**Exercise prompt**
Please return every line in the entries below with the word "Murcia" in it.

**Page and application data records**
____

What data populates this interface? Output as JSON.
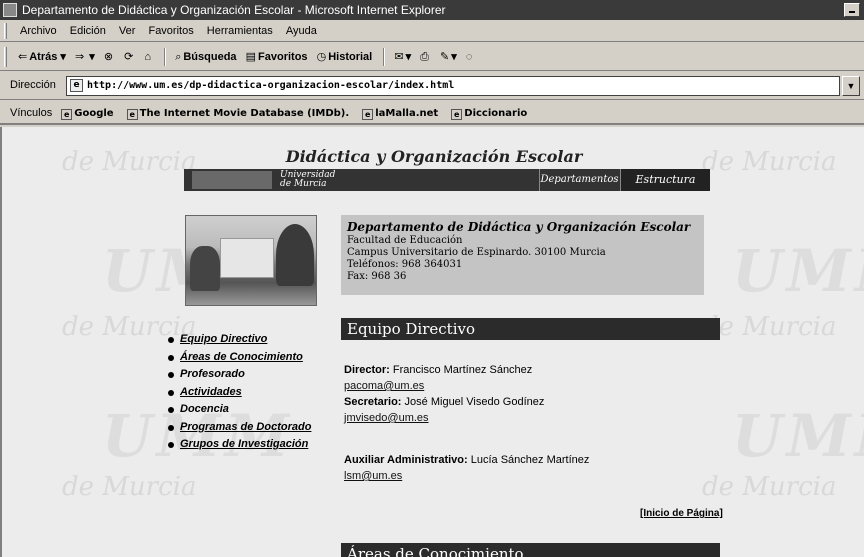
{
  "window": {
    "title": "Departamento de Didáctica y Organización Escolar - Microsoft Internet Explorer"
  },
  "menu": [
    "Archivo",
    "Edición",
    "Ver",
    "Favoritos",
    "Herramientas",
    "Ayuda"
  ],
  "toolbar": {
    "back": "Atrás",
    "search": "Búsqueda",
    "favorites": "Favoritos",
    "history": "Historial"
  },
  "address": {
    "label": "Dirección",
    "url": "http://www.um.es/dp-didactica-organizacion-escolar/index.html"
  },
  "links": {
    "label": "Vínculos",
    "items": [
      "Google",
      "The Internet Movie Database (IMDb).",
      "laMalla.net",
      "Diccionario"
    ]
  },
  "site": {
    "title": "Didáctica y Organización Escolar",
    "university_line1": "Universidad",
    "university_line2": "de Murcia",
    "nav": [
      "Departamentos",
      "Estructura"
    ]
  },
  "dept": {
    "name": "Departamento de Didáctica y Organización Escolar",
    "faculty": "Facultad de Educación",
    "campus": "Campus Universitario de Espinardo. 30100 Murcia",
    "phones": "Teléfonos: 968 364031",
    "fax": "Fax: 968 36"
  },
  "sidemenu": [
    "Equipo Directivo",
    "Áreas de Conocimiento",
    "Profesorado",
    "Actividades",
    "Docencia",
    "Programas de Doctorado",
    "Grupos de Investigación"
  ],
  "section1": {
    "title": "Equipo Directivo",
    "director_label": "Director:",
    "director_name": "Francisco Martínez Sánchez",
    "director_email": "pacoma@um.es",
    "secretary_label": "Secretario:",
    "secretary_name": "José Miguel Visedo Godínez",
    "secretary_email": "jmvisedo@um.es",
    "aux_label": "Auxiliar Administrativo:",
    "aux_name": "Lucía Sánchez Martínez",
    "aux_email": "lsm@um.es",
    "top_link": "[Inicio de Página]"
  },
  "section2": {
    "title": "Áreas de Conocimiento"
  },
  "watermark": {
    "script": "de Murcia",
    "logo": "UMM"
  }
}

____

**Response**
    "university_line2": "de Murcia",
    "campus": "Campus Universitario de Espinardo. 30100 Murcia",
    "script": "de Murcia",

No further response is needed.